Kyle Kashuv is a survivor of the Stoneman Douglas High School shooting of February 2018. A prominent conservative who has even met President Donald Trump, he gained admission to Harvard university earlier this year thanks to his extra-curriculars, good grades and high SAT scores.
However, in late May, after several racist, anti-Semitic and misogynistic comments were discovered in private chats and on Google Docs from 2 years ago (notably before the school shooting), Harvard initiated a formal review of Kashuv’s admission. Kashuv’s actions involved typing racial slurs repeatedly on Google Docs and bragging, among other things, that “I’m really good at typing n****r…”
On May 23rd 2019, Kashuv posted an apology on Twitter about the “callous comments” he made at the age of 16. Then, on Monday the 17th of June, he tweeted about a letter from Harvard which had rescinded his admission. Also mentioned were various other letters and emails which showed correspondences with the university after they had warned him that they “reserve the right to withdraw [his] admission.” These additional letters requested a written explanation of the past comments and behaviour within 72 hours.
I believe that the most important part of the Twitter thread in question was Kashuv’s argument that Harvard, of all institutions, should understand that mistakes can be rectified. He argued that, “throughout its history, Harvard’s faculty has included slave owners, segregationists, bigots and anti-Semites. If Harvard is suggesting that our past defines our future, then Harvard is an inherently racist institution. But I don’t believe that.” This raised a serious question for online followers: does Harvard, despite its racist history, have the right to punish another student for his racism, for which he has apologised profusely?
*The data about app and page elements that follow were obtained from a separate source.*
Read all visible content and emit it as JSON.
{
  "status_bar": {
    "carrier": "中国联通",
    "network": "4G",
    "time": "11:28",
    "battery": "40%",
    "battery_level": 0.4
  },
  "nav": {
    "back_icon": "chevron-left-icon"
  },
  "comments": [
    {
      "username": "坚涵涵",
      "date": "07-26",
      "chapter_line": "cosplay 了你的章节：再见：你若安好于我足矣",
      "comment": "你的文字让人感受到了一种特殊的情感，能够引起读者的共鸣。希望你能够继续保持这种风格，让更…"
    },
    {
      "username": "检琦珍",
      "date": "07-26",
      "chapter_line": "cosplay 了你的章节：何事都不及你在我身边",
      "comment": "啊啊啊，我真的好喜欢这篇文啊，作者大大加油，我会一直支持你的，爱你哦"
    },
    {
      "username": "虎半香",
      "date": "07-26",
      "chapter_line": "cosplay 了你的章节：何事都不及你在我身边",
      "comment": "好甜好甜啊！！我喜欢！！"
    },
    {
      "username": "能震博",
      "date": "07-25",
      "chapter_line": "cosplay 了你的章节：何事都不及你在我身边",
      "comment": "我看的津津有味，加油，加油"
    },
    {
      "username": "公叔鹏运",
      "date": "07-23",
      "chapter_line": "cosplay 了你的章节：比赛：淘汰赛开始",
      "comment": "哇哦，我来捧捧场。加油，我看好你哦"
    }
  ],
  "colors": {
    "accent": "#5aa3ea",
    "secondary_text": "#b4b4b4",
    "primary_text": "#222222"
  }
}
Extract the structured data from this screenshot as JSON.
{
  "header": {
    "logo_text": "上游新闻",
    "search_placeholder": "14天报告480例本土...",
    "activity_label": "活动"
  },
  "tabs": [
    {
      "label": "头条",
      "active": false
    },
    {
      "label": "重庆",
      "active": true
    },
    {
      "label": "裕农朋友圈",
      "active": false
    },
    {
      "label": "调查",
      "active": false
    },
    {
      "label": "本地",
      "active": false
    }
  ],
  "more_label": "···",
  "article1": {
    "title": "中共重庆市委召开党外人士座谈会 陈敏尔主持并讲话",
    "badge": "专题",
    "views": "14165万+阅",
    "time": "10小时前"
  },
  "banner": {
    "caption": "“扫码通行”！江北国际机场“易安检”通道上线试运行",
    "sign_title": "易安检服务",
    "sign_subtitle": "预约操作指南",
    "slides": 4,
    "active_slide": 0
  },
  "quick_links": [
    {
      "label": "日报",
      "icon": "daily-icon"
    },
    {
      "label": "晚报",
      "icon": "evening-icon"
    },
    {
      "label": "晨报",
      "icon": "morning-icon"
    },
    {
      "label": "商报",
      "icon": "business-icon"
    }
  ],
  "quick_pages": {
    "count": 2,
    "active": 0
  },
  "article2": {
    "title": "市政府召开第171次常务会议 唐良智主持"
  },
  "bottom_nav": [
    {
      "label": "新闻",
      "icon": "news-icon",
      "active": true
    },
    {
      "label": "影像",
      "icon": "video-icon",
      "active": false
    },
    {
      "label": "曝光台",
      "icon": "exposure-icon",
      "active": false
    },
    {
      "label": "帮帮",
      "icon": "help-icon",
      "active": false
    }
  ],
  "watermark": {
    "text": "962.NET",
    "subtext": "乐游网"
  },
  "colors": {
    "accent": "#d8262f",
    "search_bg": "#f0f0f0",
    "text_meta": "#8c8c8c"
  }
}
As usual, the general public are unable to reach an accord on the situation as a whole, with liberals mostly agreeing with Harvard’s decision, and conservatives tending to side with the now-former student . On one hand, conservative media was set aflame with allegations of liberal bias in academia and the dangerous power of social mobs (which has recently been demonstrated with the case of James Charles). Ben Shapiro, a prominent right-wing figure on American campuses, has accused Harvard of creating “an insane, cruel standard no one can possibly meet,” using Kashuv’s circumstances to explain that “our universities are irrevocably broken.”
On the other hand, it can be argued that implications raised by Kashuv’s comparisons between the evolution of America’s oldest college and the growth of an individual teenager are limitless. The general argument against him seems to be that of responsibility: Kashuv made a mistake and therefore should be held accountable for his actions, even if they did take place 2 years ago.
Alternatively, was Harvard’s decision to rescind Kashuv’s admission simply part of a blanket policy about offensive social media usage by prospective students? In 2017, the university rescinded 10 students’ admissions after it was found that they were members of a Facebook group which was sharing racist and anti-Semitic memes.
Although there was pressure placed on the university to rescind Kashuv’s admission when the offensive comments were found, should we question whether the same outcome would have come about, even if his place within liberal circles had been positive?
The treatment of Kashuv by the university and the online community may seem brutal on the outlook, but what happens when we take into account the fact that this has happened before? Even if the comments were made at the age of 16, couldn’t then the university be accused of partial treatment, regardless of Kashuv’s claimed changes in character? The question can only be debated.